▶ _Exercise aim_:
Copy only the lines from the one containing "Output a JSON" through the final line of the records below, exactly as written, with no pictures.

▶ _Records shown_:
Content starts
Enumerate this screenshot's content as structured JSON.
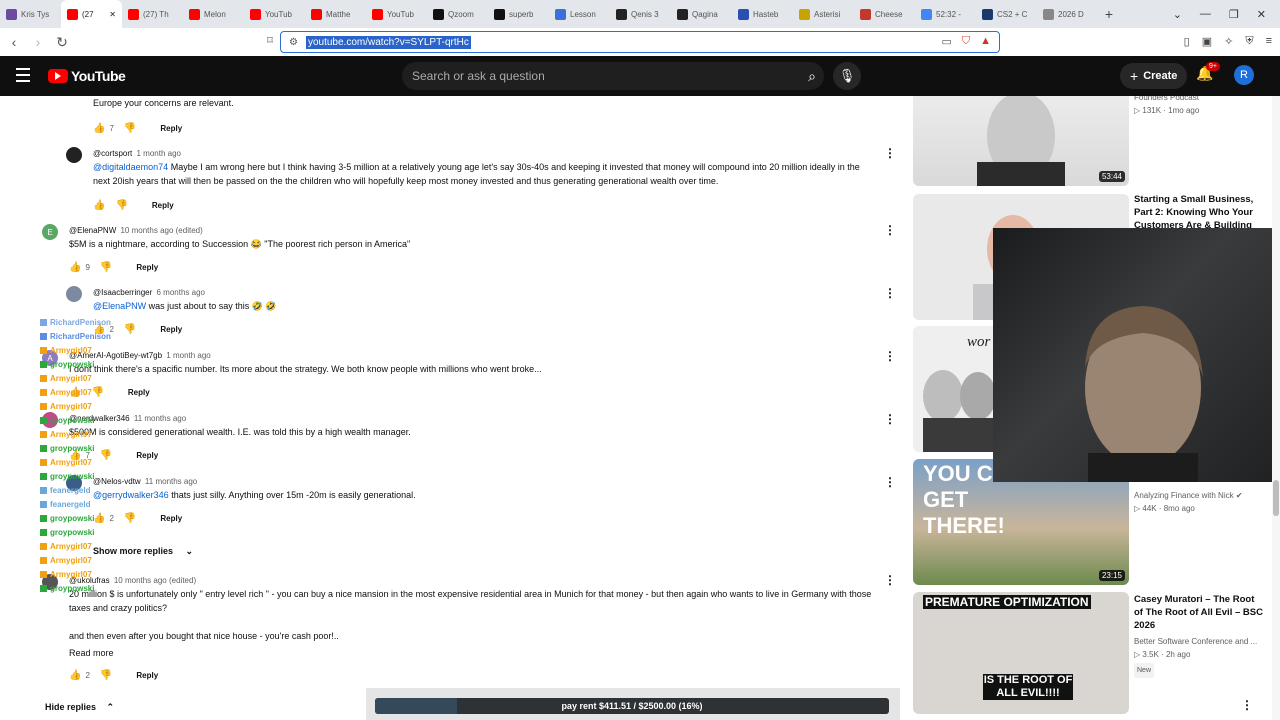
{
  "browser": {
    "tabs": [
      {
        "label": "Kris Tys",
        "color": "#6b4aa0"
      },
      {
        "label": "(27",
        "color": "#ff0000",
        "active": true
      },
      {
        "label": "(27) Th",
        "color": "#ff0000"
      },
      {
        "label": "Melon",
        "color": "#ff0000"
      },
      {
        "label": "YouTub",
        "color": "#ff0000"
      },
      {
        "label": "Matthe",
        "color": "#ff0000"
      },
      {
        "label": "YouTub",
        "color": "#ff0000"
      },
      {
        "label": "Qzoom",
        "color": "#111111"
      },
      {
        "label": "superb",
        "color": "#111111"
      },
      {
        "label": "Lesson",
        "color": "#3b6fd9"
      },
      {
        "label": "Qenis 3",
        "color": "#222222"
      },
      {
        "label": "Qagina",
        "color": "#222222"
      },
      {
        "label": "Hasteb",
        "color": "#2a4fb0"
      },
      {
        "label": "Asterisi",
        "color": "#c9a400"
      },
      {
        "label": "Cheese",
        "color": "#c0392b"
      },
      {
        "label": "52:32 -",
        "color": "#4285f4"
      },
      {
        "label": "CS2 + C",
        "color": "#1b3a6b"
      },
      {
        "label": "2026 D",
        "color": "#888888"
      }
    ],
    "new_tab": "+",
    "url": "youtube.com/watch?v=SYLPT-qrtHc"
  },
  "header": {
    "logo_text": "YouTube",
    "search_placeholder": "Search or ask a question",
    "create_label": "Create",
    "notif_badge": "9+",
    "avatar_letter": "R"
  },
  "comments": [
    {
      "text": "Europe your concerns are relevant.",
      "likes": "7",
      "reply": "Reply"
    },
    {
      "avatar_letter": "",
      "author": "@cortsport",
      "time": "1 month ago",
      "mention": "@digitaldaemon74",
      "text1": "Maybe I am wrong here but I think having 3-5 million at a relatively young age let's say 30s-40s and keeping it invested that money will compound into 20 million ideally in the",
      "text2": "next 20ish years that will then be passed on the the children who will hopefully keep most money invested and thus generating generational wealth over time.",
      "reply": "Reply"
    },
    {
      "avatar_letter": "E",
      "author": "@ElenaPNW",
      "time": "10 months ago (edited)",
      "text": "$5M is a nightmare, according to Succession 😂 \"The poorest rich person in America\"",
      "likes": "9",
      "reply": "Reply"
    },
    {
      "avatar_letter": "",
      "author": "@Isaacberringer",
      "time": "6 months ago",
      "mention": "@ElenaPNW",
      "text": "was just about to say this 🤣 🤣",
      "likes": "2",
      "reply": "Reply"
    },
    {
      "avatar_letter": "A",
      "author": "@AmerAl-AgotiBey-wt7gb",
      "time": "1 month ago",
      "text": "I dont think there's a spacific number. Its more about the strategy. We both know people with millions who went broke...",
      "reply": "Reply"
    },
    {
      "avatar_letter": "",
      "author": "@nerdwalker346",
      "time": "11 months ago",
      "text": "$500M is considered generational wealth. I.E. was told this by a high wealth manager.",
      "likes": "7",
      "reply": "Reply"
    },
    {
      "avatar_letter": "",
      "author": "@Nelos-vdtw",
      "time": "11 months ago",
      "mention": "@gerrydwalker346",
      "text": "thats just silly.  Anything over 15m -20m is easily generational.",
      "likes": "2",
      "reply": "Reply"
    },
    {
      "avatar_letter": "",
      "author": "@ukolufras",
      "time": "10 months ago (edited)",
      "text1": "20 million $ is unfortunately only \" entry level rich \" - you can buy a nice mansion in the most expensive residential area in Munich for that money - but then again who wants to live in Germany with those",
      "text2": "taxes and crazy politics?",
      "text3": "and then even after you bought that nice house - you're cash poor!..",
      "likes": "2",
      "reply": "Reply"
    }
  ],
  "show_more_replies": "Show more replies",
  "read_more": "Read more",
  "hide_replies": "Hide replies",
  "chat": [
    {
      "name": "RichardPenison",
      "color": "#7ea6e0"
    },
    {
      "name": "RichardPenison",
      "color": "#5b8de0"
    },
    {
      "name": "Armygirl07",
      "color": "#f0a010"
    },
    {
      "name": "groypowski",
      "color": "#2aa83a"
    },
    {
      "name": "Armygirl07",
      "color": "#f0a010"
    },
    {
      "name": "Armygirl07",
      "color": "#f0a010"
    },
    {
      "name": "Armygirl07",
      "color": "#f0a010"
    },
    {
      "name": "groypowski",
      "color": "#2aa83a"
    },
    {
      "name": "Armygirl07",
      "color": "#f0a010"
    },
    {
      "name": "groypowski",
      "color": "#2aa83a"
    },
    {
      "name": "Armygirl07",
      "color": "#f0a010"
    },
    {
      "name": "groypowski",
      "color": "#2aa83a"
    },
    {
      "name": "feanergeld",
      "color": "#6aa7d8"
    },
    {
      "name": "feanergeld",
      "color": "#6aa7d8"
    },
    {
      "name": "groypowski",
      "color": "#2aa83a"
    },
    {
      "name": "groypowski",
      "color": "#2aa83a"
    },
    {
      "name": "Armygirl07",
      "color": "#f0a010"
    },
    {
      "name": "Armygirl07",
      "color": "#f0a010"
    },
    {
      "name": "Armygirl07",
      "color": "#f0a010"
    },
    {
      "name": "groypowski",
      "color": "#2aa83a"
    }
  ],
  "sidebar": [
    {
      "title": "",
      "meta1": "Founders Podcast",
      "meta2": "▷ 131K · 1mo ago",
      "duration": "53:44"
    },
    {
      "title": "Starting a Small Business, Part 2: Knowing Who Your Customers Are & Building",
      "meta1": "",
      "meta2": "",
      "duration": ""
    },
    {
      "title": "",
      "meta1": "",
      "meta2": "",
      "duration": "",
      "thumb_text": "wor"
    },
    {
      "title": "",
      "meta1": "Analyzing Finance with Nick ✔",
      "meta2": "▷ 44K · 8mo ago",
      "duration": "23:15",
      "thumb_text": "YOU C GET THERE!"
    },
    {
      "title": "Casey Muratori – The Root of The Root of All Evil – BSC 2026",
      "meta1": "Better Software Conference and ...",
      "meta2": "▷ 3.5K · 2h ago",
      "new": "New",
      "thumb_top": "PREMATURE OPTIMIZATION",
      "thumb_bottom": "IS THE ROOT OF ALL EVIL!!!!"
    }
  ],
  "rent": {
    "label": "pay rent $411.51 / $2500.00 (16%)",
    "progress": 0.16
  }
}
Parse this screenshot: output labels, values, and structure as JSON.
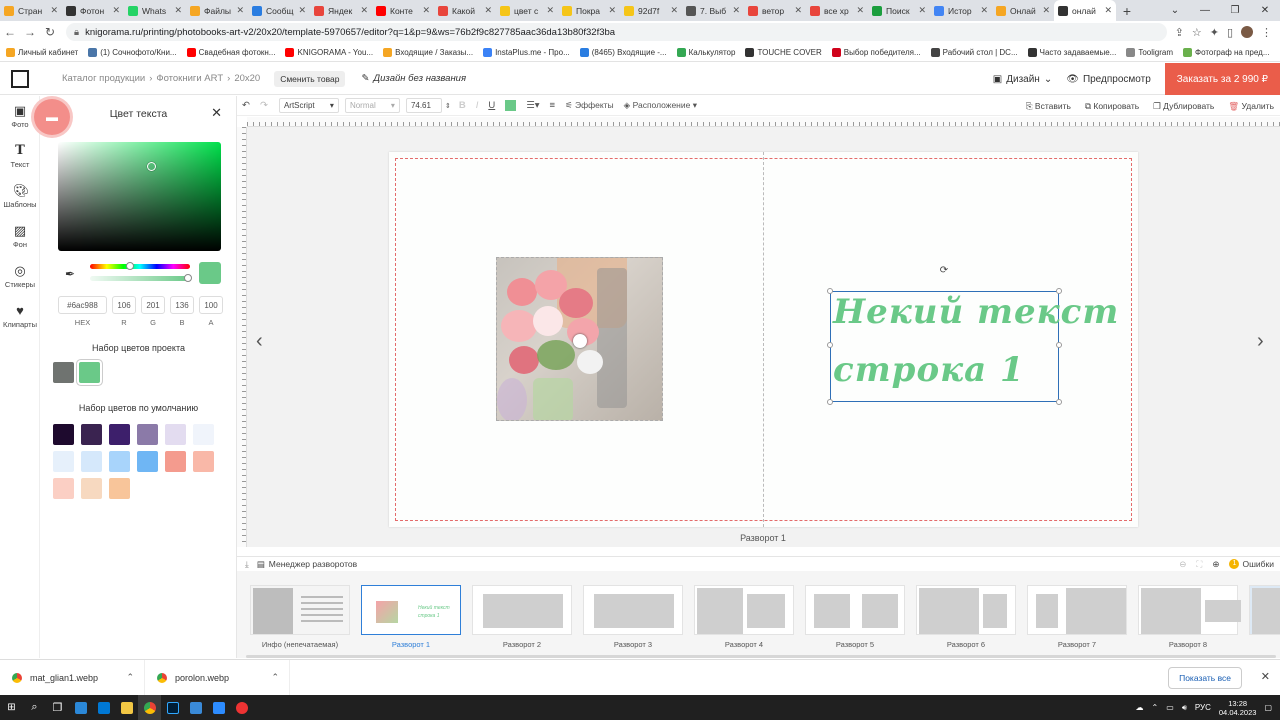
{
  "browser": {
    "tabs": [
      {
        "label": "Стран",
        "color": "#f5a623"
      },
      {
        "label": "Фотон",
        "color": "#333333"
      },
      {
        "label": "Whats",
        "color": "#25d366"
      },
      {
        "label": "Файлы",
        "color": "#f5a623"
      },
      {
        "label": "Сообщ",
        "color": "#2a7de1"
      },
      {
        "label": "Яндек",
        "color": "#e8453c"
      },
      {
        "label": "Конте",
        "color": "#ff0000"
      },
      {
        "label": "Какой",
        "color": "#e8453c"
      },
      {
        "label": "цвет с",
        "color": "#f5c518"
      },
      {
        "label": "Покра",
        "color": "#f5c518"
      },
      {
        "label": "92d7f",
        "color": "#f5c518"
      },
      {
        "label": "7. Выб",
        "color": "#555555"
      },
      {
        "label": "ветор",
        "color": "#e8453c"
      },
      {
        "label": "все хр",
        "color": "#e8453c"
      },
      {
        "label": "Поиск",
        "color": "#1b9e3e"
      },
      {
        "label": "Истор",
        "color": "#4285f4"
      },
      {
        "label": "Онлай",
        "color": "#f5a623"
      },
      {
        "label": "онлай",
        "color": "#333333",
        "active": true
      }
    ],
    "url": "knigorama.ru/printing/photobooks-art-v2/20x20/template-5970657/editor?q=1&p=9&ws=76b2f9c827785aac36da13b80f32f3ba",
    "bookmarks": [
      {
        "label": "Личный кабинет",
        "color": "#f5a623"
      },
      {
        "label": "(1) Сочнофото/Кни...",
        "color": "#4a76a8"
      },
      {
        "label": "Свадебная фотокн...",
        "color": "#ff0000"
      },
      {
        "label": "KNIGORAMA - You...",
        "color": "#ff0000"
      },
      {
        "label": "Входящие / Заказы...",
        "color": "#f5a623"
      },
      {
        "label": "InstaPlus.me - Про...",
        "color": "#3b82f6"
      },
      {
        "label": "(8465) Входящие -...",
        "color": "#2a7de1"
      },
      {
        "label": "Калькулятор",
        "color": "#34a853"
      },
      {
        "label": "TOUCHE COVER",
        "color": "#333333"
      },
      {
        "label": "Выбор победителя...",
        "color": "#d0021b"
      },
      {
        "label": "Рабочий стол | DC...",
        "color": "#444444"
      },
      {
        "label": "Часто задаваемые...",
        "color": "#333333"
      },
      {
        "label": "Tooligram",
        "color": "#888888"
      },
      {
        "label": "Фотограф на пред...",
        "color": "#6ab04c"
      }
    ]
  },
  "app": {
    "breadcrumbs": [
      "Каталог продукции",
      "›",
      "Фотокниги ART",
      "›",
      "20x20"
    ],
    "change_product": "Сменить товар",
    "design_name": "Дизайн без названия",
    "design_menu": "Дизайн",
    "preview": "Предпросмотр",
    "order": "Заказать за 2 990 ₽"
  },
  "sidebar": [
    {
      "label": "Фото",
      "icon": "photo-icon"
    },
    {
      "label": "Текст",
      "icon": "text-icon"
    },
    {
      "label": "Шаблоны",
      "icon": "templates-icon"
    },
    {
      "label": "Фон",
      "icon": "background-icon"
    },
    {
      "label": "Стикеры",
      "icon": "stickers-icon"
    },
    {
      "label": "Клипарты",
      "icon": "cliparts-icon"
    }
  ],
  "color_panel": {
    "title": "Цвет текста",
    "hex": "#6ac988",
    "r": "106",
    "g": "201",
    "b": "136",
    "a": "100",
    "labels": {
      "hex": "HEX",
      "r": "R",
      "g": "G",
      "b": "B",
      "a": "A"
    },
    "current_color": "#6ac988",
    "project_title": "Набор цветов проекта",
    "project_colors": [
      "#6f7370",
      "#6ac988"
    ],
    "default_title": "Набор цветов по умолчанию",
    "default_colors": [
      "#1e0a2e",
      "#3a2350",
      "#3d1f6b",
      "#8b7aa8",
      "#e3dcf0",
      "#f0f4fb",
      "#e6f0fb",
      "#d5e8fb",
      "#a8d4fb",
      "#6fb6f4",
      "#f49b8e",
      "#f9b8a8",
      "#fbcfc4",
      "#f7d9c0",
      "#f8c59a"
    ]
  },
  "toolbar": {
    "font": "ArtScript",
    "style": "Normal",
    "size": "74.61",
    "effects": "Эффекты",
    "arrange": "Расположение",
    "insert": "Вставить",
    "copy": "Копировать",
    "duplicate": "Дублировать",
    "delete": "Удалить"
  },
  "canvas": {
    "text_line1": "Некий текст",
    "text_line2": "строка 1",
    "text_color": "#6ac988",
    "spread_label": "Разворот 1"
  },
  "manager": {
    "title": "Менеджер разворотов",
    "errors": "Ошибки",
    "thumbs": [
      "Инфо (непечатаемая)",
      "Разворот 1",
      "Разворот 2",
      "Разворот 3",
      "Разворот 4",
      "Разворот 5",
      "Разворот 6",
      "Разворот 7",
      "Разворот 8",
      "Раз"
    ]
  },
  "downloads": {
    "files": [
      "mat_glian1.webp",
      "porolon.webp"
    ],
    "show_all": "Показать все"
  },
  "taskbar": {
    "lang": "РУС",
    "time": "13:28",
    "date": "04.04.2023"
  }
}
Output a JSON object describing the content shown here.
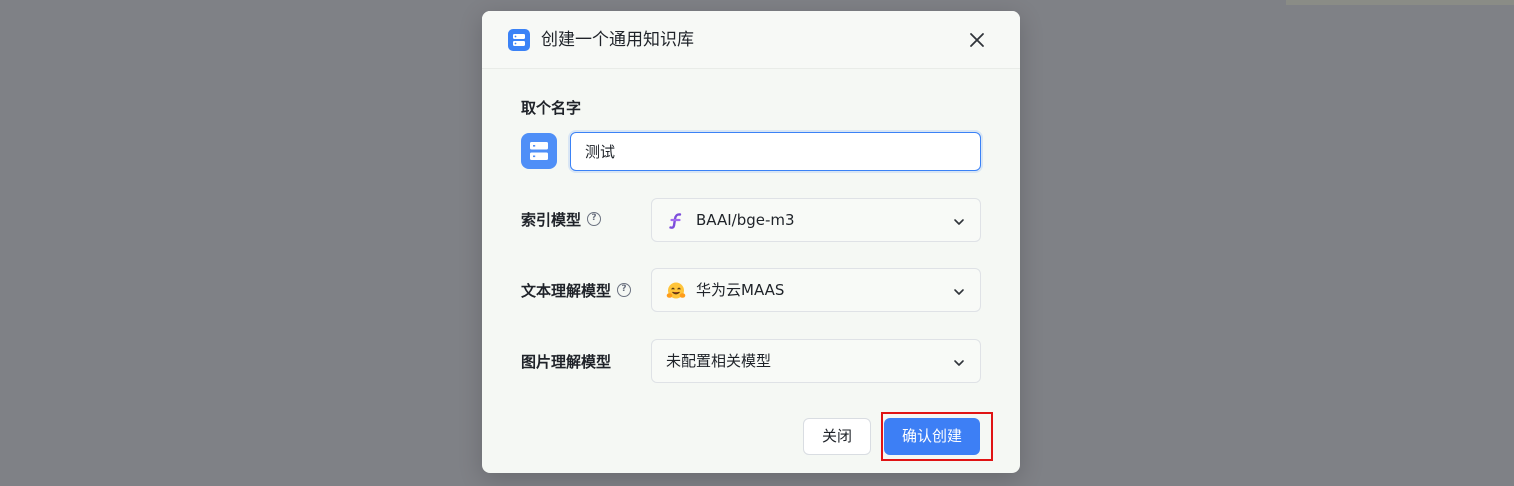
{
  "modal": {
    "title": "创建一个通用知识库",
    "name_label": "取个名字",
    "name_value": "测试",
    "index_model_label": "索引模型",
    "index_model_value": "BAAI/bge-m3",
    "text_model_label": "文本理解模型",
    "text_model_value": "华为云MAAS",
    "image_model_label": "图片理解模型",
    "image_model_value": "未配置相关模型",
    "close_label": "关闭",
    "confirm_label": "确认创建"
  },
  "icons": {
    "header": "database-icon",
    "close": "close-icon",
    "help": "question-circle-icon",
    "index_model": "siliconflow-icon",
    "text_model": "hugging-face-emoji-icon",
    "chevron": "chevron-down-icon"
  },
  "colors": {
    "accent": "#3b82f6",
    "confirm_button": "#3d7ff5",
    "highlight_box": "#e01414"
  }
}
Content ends
▶ _Answer to this exercise_:
Output a JSON object describing the content shown here.
{
  "modal": {
    "title": "创建一个通用知识库",
    "name_label": "取个名字",
    "name_value": "测试",
    "index_model_label": "索引模型",
    "index_model_value": "BAAI/bge-m3",
    "text_model_label": "文本理解模型",
    "text_model_value": "华为云MAAS",
    "image_model_label": "图片理解模型",
    "image_model_value": "未配置相关模型",
    "close_label": "关闭",
    "confirm_label": "确认创建"
  },
  "icons": {
    "header": "database-icon",
    "close": "close-icon",
    "help": "question-circle-icon",
    "index_model": "siliconflow-icon",
    "text_model": "hugging-face-emoji-icon",
    "chevron": "chevron-down-icon"
  },
  "colors": {
    "accent": "#3b82f6",
    "confirm_button": "#3d7ff5",
    "highlight_box": "#e01414"
  }
}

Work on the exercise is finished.